§ TASK BRIEF:
Write the listing out again, exactly as it reads below.

*** Opening of MATERIAL FOR THIS EXERCISE ***

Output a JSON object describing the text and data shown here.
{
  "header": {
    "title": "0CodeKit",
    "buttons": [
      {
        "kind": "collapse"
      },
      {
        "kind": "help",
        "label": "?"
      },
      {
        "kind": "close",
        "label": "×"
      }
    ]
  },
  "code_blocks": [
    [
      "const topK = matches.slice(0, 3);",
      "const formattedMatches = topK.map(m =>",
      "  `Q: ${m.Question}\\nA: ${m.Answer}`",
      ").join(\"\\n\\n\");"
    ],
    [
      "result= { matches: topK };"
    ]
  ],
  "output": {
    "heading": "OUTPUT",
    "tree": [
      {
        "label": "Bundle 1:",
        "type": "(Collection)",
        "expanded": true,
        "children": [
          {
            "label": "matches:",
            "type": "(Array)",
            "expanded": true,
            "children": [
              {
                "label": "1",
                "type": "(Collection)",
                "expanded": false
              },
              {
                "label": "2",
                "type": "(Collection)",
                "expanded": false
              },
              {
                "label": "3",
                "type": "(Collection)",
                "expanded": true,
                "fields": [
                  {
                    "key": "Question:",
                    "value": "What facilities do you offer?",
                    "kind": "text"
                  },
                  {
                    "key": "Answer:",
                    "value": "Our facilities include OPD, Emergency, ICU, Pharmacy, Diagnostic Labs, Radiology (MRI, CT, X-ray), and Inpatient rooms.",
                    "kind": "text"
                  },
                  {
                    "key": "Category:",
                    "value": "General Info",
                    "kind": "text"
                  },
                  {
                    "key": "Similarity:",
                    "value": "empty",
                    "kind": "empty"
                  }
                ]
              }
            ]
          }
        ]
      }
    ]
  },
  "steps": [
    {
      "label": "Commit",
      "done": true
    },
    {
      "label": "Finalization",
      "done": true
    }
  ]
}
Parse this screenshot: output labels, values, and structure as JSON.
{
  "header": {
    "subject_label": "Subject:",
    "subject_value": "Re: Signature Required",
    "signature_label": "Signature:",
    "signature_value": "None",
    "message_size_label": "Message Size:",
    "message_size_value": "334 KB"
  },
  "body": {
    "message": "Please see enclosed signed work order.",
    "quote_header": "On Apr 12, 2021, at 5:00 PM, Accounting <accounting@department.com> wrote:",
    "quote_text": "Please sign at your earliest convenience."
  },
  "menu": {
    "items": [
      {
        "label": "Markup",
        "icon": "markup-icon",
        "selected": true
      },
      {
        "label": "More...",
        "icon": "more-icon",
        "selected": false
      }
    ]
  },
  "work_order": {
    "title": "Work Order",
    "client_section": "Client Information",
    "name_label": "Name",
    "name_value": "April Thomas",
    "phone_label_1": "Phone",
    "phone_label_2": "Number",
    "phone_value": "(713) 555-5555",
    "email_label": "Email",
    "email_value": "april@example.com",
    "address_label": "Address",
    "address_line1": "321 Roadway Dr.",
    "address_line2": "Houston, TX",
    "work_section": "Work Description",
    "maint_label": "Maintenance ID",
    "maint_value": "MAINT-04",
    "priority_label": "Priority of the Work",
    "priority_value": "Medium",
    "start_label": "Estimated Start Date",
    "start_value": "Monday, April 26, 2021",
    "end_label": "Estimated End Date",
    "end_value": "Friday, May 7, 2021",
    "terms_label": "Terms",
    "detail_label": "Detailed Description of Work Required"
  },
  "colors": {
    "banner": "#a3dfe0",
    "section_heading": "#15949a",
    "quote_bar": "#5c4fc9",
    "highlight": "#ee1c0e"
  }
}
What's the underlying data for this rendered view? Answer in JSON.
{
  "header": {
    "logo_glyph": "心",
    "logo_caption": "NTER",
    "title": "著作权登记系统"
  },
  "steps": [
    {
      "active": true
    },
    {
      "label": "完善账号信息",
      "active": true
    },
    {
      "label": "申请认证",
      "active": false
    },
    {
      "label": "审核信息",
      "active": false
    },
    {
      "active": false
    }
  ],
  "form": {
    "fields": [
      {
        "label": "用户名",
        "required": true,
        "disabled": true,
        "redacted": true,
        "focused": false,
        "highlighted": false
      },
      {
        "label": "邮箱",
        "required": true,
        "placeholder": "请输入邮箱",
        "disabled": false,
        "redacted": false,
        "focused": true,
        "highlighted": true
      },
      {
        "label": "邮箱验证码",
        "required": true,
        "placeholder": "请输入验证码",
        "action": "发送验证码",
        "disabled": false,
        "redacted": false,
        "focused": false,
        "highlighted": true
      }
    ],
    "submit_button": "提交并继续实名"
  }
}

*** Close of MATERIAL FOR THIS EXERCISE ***

§ TASK ANSWER:
Output a JSON object describing the text and data shown here.
{
  "header": {
    "title": "0CodeKit",
    "buttons": [
      {
        "kind": "collapse"
      },
      {
        "kind": "help",
        "label": "?"
      },
      {
        "kind": "close",
        "label": "×"
      }
    ]
  },
  "code_blocks": [
    [
      "const topK = matches.slice(0, 3);",
      "const formattedMatches = topK.map(m =>",
      "  `Q: ${m.Question}\\nA: ${m.Answer}`",
      ").join(\"\\n\\n\");"
    ],
    [
      "result= { matches: topK };"
    ]
  ],
  "output": {
    "heading": "OUTPUT",
    "tree": [
      {
        "label": "Bundle 1:",
        "type": "(Collection)",
        "expanded": true,
        "children": [
          {
            "label": "matches:",
            "type": "(Array)",
            "expanded": true,
            "children": [
              {
                "label": "1",
                "type": "(Collection)",
                "expanded": false
              },
              {
                "label": "2",
                "type": "(Collection)",
                "expanded": false
              },
              {
                "label": "3",
                "type": "(Collection)",
                "expanded": true,
                "fields": [
                  {
                    "key": "Question:",
                    "value": "What facilities do you offer?",
                    "kind": "text"
                  },
                  {
                    "key": "Answer:",
                    "value": "Our facilities include OPD, Emergency, ICU, Pharmacy, Diagnostic Labs, Radiology (MRI, CT, X-ray), and Inpatient rooms.",
                    "kind": "text"
                  },
                  {
                    "key": "Category:",
                    "value": "General Info",
                    "kind": "text"
                  },
                  {
                    "key": "Similarity:",
                    "value": "empty",
                    "kind": "empty"
                  }
                ]
              }
            ]
          }
        ]
      }
    ]
  },
  "steps": [
    {
      "label": "Commit",
      "done": true
    },
    {
      "label": "Finalization",
      "done": true
    }
  ]
}
Parse this screenshot: output labels, values, and structure as JSON.
{
  "header": {
    "subject_label": "Subject:",
    "subject_value": "Re: Signature Required",
    "signature_label": "Signature:",
    "signature_value": "None",
    "message_size_label": "Message Size:",
    "message_size_value": "334 KB"
  },
  "body": {
    "message": "Please see enclosed signed work order.",
    "quote_header": "On Apr 12, 2021, at 5:00 PM, Accounting <accounting@department.com> wrote:",
    "quote_text": "Please sign at your earliest convenience."
  },
  "menu": {
    "items": [
      {
        "label": "Markup",
        "icon": "markup-icon",
        "selected": true
      },
      {
        "label": "More...",
        "icon": "more-icon",
        "selected": false
      }
    ]
  },
  "work_order": {
    "title": "Work Order",
    "client_section": "Client Information",
    "name_label": "Name",
    "name_value": "April Thomas",
    "phone_label_1": "Phone",
    "phone_label_2": "Number",
    "phone_value": "(713) 555-5555",
    "email_label": "Email",
    "email_value": "april@example.com",
    "address_label": "Address",
    "address_line1": "321 Roadway Dr.",
    "address_line2": "Houston, TX",
    "work_section": "Work Description",
    "maint_label": "Maintenance ID",
    "maint_value": "MAINT-04",
    "priority_label": "Priority of the Work",
    "priority_value": "Medium",
    "start_label": "Estimated Start Date",
    "start_value": "Monday, April 26, 2021",
    "end_label": "Estimated End Date",
    "end_value": "Friday, May 7, 2021",
    "terms_label": "Terms",
    "detail_label": "Detailed Description of Work Required"
  },
  "colors": {
    "banner": "#a3dfe0",
    "section_heading": "#15949a",
    "quote_bar": "#5c4fc9",
    "highlight": "#ee1c0e"
  }
}
What's the underlying data for this rendered view? Answer in JSON.
{
  "header": {
    "logo_glyph": "心",
    "logo_caption": "NTER",
    "title": "著作权登记系统"
  },
  "steps": [
    {
      "active": true
    },
    {
      "label": "完善账号信息",
      "active": true
    },
    {
      "label": "申请认证",
      "active": false
    },
    {
      "label": "审核信息",
      "active": false
    },
    {
      "active": false
    }
  ],
  "form": {
    "fields": [
      {
        "label": "用户名",
        "required": true,
        "disabled": true,
        "redacted": true,
        "focused": false,
        "highlighted": false
      },
      {
        "label": "邮箱",
        "required": true,
        "placeholder": "请输入邮箱",
        "disabled": false,
        "redacted": false,
        "focused": true,
        "highlighted": true
      },
      {
        "label": "邮箱验证码",
        "required": true,
        "placeholder": "请输入验证码",
        "action": "发送验证码",
        "disabled": false,
        "redacted": false,
        "focused": false,
        "highlighted": true
      }
    ],
    "submit_button": "提交并继续实名"
  }
}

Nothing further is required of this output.